_WORK INSTRUCTIONS:_ Look through the material below and count the lines that hold "камуфляж". Give that number by itself.

......

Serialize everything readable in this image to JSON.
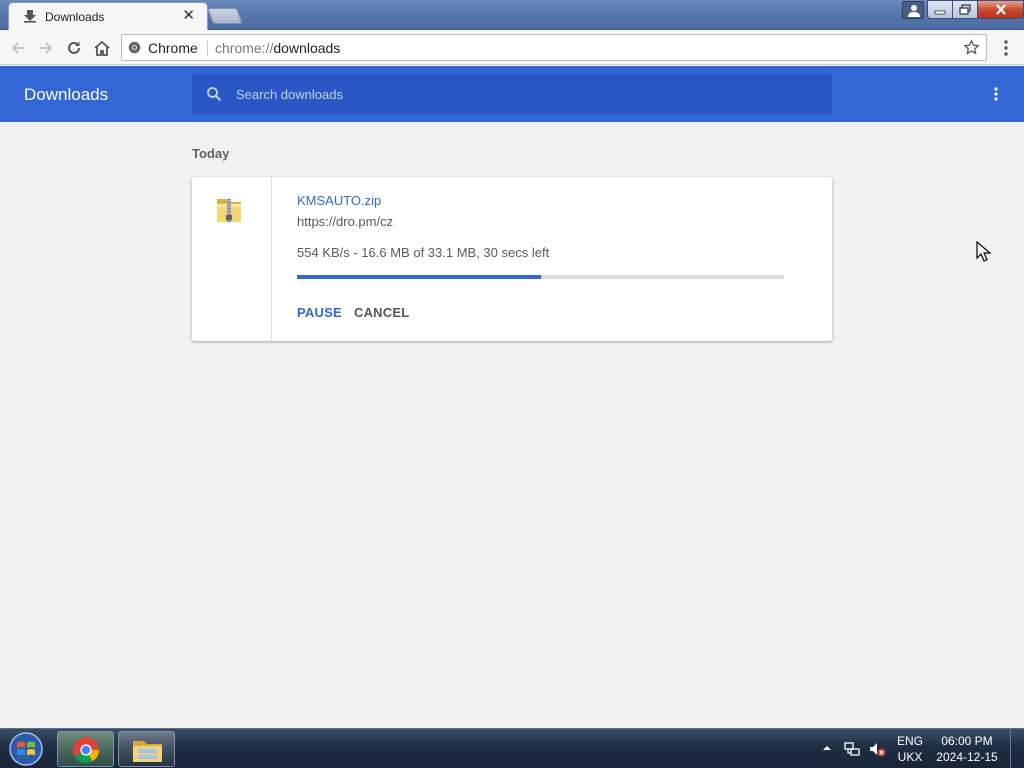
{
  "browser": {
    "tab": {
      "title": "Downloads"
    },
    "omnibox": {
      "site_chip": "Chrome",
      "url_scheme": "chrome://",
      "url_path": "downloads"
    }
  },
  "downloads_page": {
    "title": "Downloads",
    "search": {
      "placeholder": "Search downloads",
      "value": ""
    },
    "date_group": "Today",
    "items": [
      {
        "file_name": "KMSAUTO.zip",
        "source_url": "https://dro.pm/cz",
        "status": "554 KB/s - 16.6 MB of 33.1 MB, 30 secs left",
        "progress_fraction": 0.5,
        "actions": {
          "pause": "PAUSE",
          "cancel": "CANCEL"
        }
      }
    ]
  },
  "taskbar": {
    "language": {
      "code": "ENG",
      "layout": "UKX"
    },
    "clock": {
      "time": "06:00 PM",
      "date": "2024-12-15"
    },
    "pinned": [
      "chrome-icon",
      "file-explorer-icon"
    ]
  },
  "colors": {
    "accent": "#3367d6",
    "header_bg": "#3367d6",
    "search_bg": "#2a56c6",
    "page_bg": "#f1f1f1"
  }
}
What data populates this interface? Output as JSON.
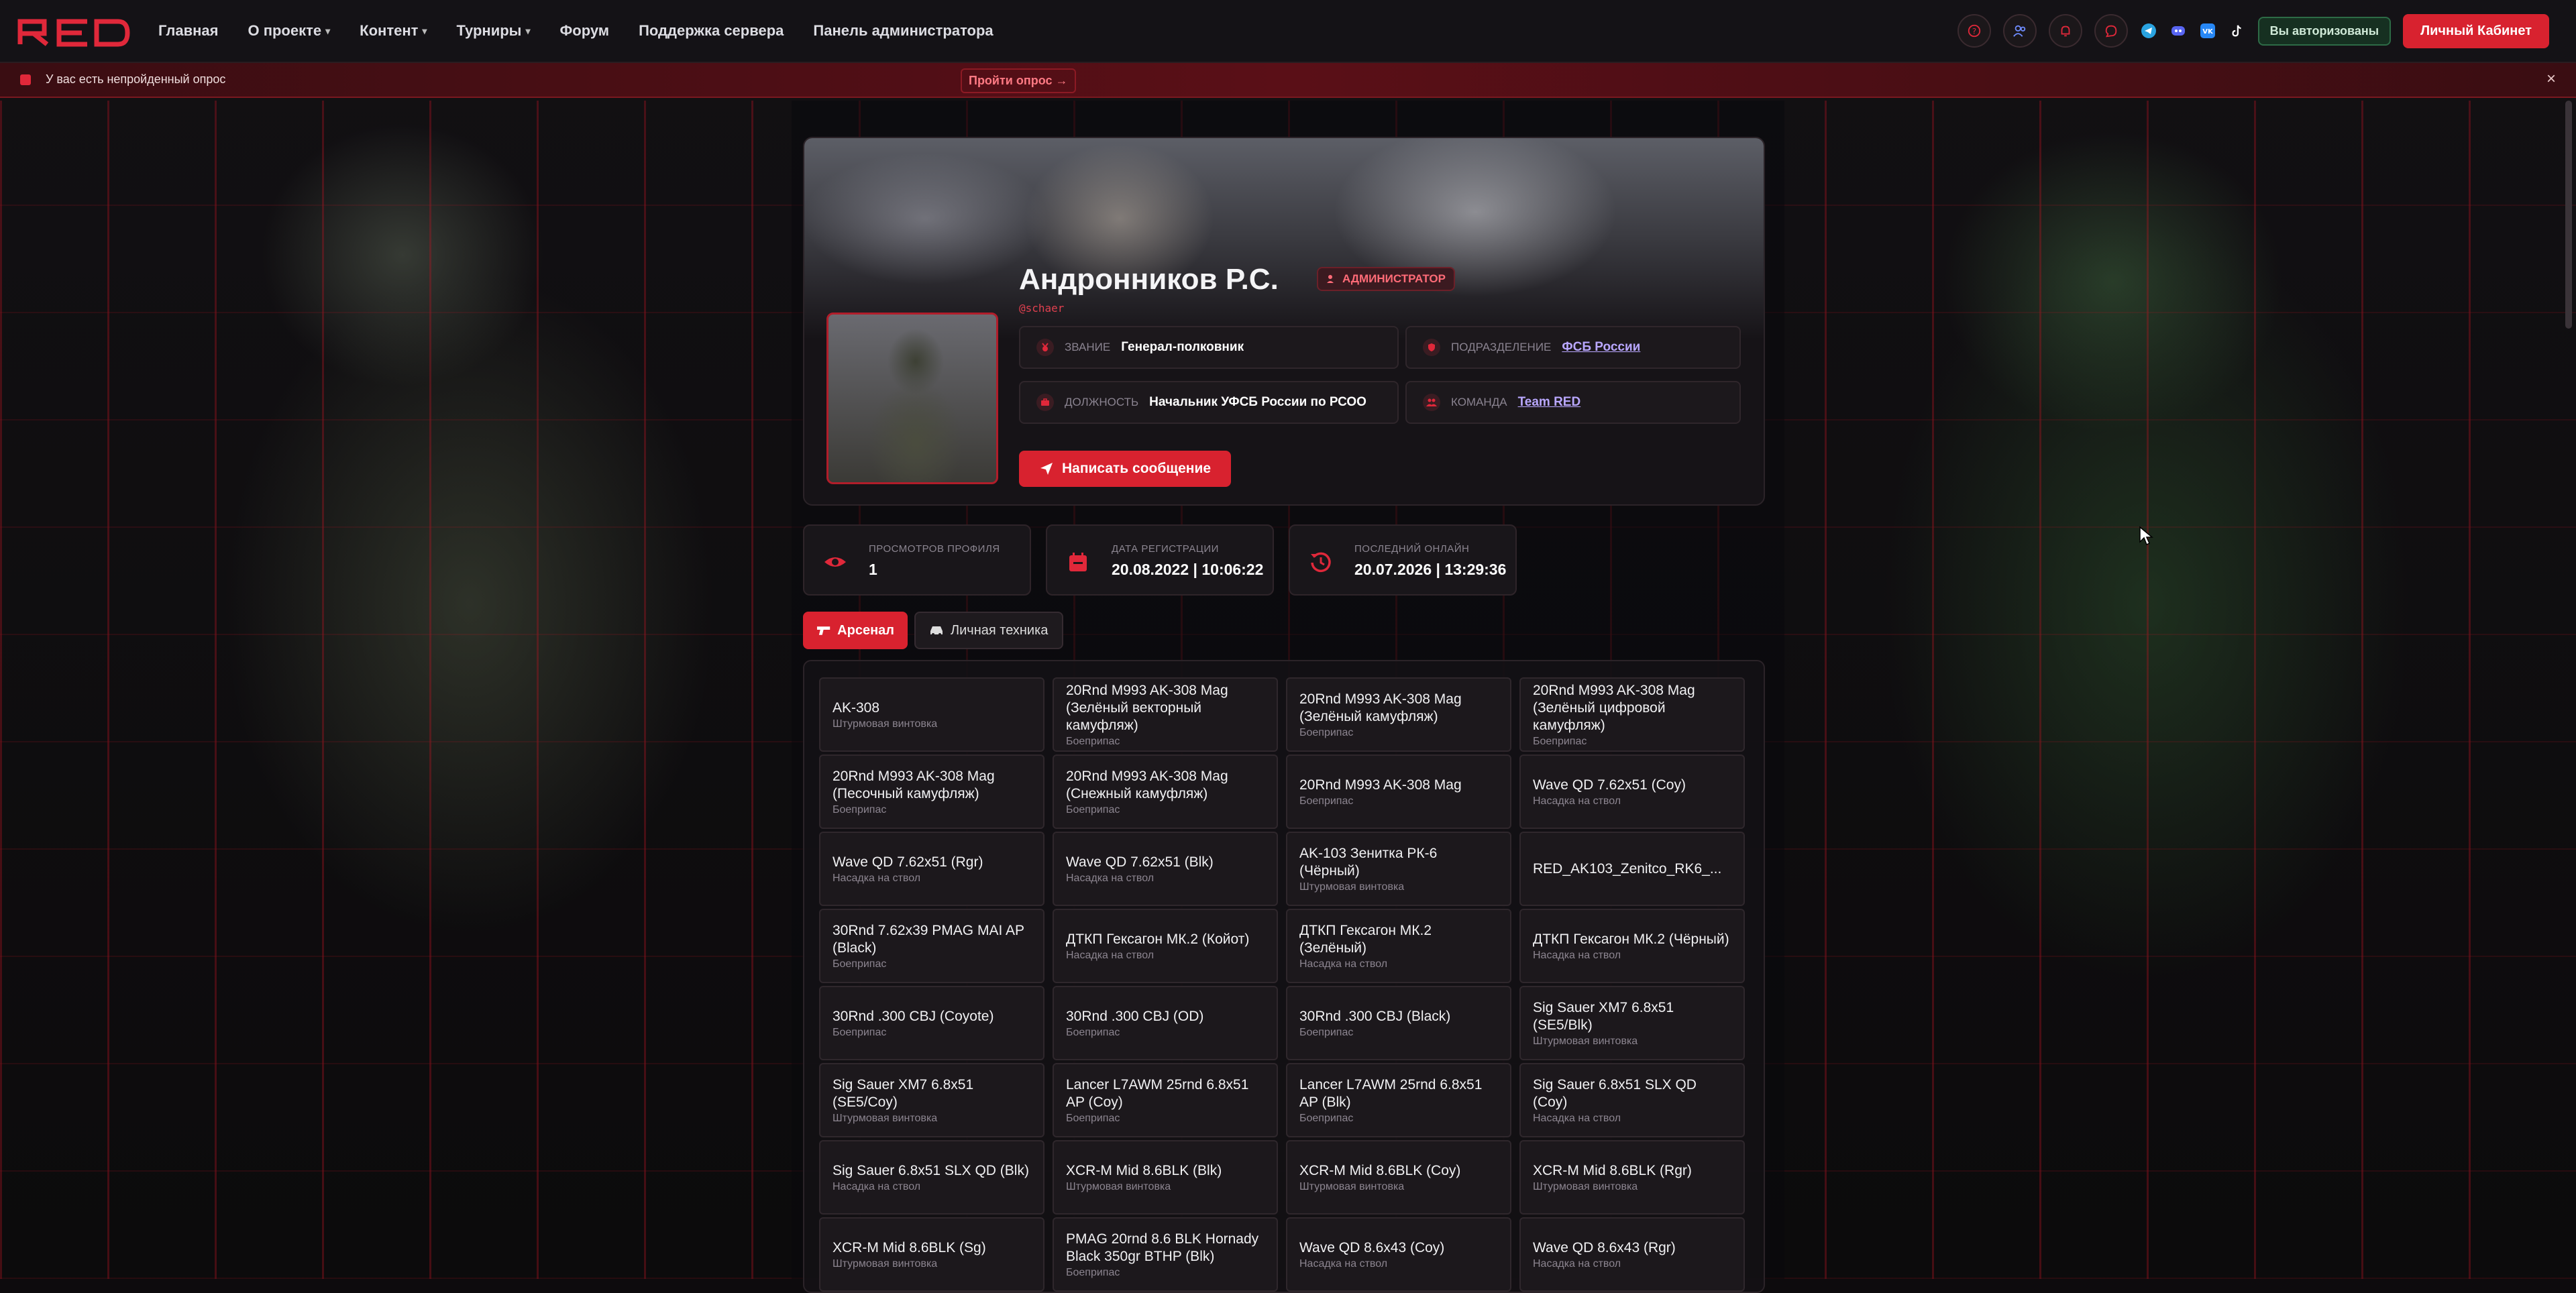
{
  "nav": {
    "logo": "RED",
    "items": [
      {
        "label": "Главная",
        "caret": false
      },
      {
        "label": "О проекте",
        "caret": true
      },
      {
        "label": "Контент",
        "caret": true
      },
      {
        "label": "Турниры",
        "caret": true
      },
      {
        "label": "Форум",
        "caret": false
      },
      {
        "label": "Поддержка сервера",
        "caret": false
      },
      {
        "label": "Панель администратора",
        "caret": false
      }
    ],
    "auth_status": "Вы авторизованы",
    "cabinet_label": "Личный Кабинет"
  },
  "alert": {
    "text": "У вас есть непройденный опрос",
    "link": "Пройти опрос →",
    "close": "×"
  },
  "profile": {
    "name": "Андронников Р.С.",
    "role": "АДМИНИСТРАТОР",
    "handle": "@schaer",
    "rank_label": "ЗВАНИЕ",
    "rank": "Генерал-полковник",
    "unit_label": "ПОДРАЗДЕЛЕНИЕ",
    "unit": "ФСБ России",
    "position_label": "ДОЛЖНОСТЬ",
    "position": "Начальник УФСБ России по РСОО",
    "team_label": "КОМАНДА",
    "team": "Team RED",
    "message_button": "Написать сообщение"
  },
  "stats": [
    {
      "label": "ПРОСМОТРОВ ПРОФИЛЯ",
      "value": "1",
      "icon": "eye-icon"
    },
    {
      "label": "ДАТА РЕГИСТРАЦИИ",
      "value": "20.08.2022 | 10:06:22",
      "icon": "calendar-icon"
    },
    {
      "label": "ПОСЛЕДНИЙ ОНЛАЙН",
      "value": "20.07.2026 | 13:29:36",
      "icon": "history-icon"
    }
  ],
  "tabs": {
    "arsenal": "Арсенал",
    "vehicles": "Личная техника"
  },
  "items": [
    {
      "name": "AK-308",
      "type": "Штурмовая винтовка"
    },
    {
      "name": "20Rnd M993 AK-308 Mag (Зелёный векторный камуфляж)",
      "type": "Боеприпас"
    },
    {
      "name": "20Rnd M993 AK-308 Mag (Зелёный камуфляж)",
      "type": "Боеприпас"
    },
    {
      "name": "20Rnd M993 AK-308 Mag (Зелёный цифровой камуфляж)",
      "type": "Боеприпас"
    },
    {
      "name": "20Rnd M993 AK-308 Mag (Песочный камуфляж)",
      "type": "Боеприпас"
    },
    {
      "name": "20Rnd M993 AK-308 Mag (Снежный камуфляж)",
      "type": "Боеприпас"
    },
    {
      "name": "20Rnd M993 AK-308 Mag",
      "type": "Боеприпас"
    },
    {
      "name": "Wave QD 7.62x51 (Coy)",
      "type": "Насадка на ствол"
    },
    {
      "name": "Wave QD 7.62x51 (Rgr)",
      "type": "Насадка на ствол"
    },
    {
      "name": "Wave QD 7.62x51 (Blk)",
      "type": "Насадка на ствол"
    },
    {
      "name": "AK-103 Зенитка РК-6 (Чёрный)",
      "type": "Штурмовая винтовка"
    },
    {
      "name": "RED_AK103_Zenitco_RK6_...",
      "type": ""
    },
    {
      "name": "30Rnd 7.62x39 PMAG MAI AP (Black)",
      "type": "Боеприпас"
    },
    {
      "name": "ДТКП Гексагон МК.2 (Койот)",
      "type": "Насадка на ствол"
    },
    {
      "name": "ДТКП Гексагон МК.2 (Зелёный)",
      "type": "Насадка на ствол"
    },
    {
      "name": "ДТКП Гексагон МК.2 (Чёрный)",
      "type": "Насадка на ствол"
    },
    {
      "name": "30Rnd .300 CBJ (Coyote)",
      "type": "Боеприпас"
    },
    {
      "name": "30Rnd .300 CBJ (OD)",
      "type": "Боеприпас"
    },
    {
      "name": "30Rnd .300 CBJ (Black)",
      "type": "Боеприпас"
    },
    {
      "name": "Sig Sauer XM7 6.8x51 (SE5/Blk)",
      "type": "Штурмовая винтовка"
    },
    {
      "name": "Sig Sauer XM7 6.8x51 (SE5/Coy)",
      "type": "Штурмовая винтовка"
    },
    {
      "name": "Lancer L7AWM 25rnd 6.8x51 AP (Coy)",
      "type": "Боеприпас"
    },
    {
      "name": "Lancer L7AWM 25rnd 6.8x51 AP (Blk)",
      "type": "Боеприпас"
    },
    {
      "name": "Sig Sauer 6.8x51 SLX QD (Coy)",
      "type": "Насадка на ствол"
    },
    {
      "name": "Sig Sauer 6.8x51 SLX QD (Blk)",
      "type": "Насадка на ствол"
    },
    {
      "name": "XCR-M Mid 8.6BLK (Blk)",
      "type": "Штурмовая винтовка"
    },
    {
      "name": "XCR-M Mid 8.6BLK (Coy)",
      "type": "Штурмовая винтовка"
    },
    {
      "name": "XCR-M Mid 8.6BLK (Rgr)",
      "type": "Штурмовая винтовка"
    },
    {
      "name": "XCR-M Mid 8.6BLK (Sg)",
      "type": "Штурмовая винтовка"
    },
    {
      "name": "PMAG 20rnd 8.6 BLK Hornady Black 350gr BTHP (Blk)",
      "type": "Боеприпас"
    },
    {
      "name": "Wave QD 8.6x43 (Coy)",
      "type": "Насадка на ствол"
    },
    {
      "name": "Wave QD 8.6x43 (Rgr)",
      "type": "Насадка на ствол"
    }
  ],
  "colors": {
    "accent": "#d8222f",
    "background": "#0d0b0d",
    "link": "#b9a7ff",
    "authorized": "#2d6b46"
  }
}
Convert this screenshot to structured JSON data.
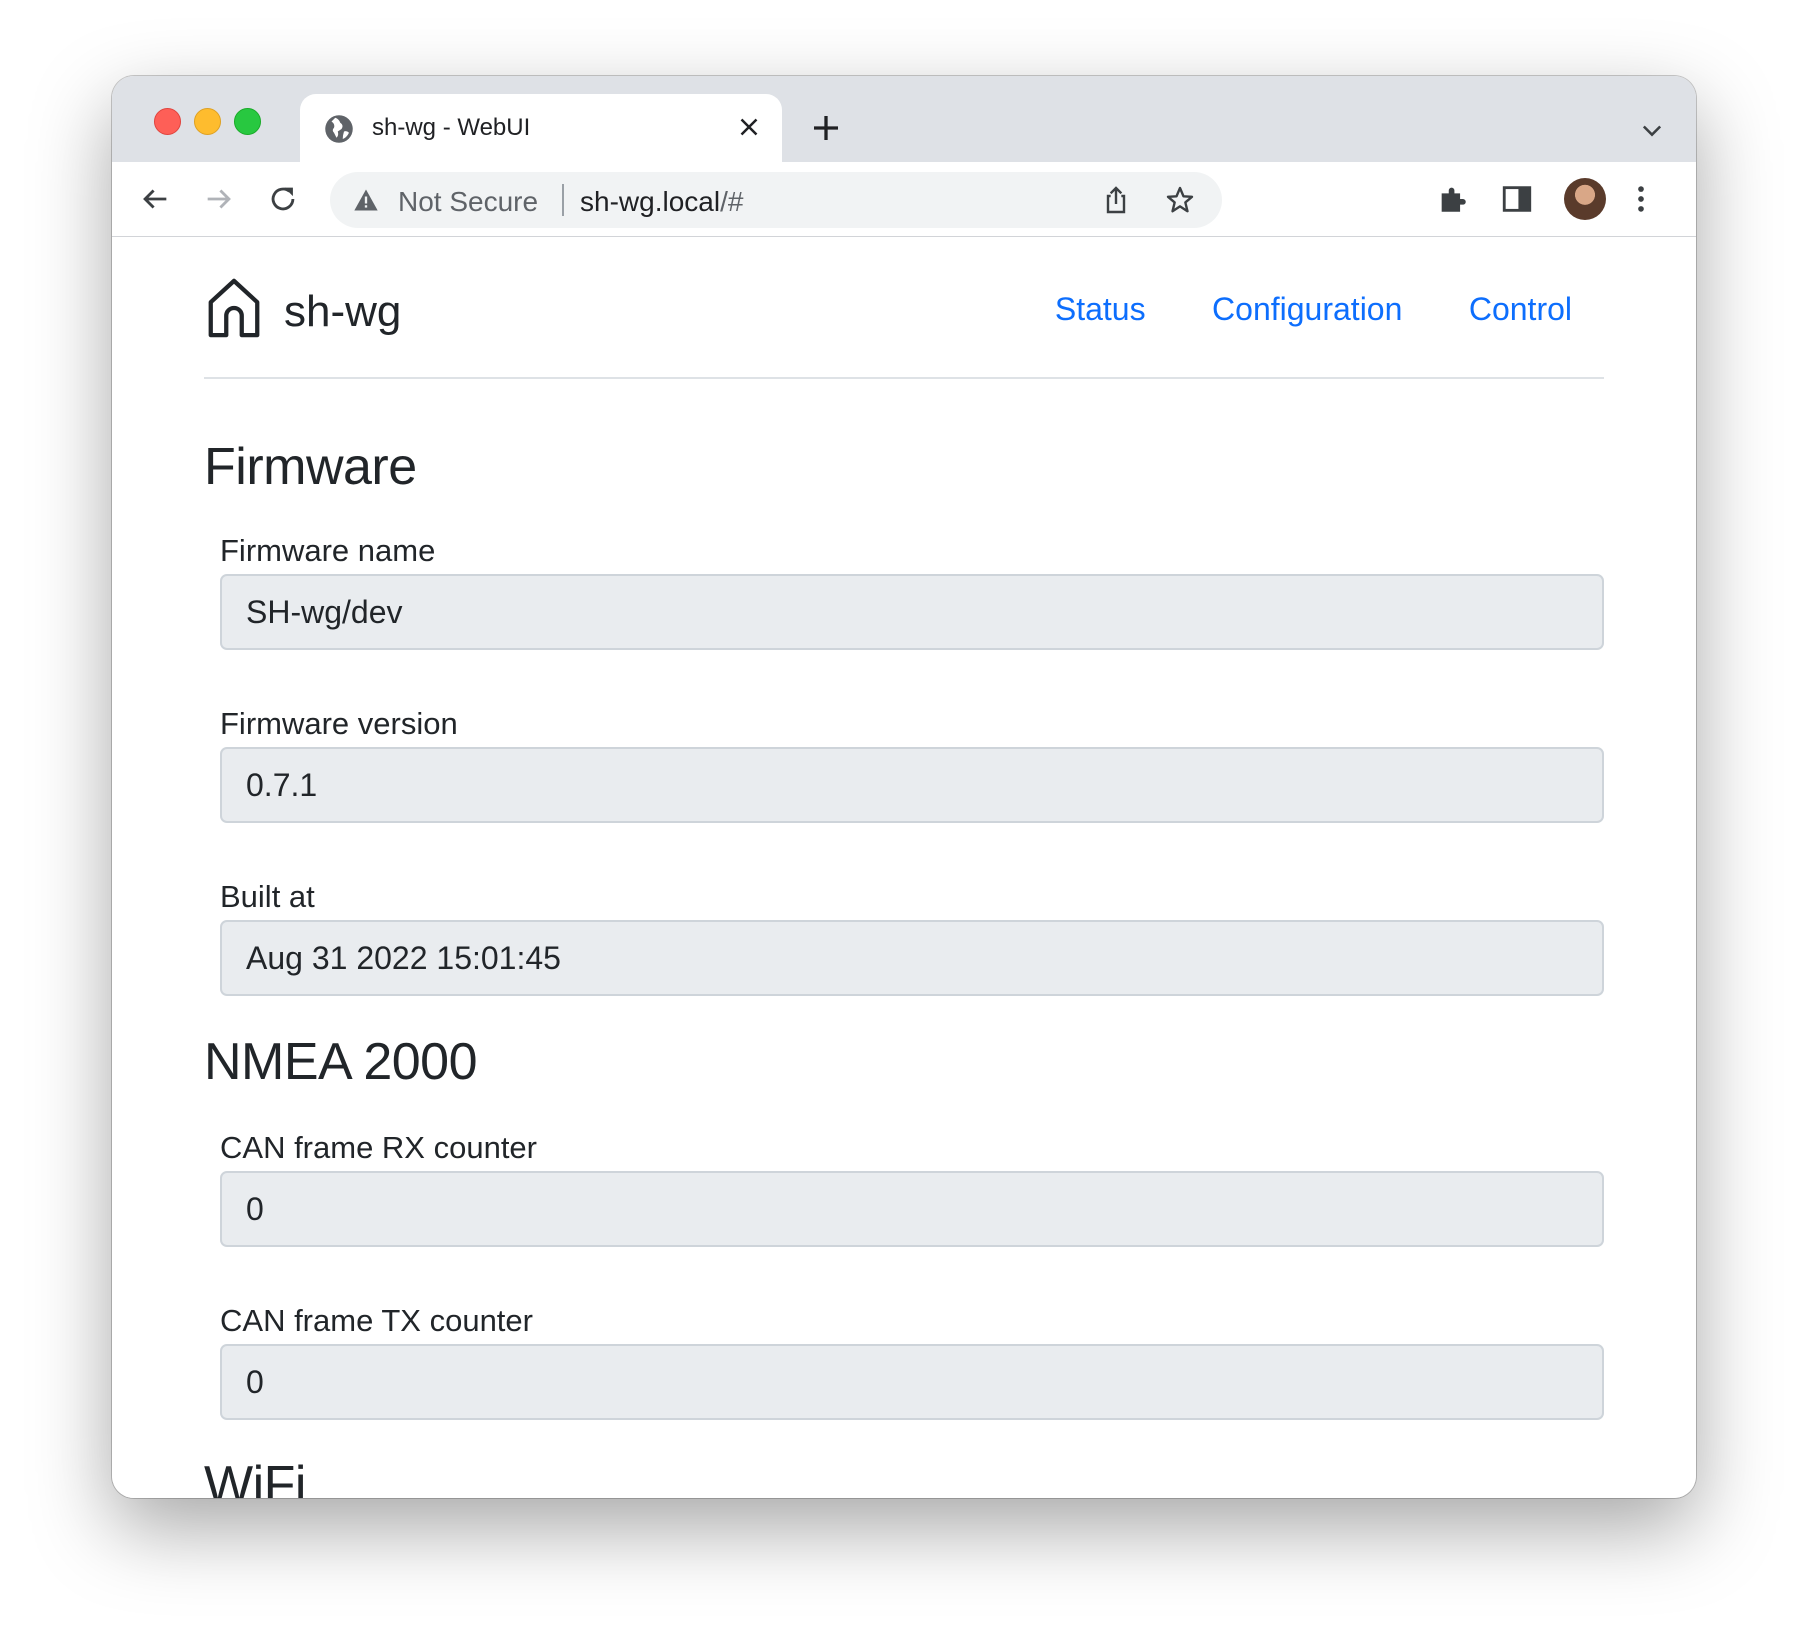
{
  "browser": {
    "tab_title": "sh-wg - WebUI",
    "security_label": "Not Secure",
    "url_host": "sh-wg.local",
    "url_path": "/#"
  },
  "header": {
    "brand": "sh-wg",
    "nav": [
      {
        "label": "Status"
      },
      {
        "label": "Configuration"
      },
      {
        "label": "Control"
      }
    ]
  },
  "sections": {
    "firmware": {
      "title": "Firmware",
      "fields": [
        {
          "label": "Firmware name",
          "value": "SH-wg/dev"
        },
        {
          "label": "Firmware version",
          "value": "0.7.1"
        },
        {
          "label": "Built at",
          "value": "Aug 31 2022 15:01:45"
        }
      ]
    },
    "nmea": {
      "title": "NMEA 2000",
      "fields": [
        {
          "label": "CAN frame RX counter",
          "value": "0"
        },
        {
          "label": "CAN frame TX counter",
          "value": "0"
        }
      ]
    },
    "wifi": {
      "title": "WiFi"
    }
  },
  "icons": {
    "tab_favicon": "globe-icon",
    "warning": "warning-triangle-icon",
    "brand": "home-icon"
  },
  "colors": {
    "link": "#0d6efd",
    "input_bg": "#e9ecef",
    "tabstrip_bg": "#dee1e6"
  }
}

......

_THE ANSWER:_ 5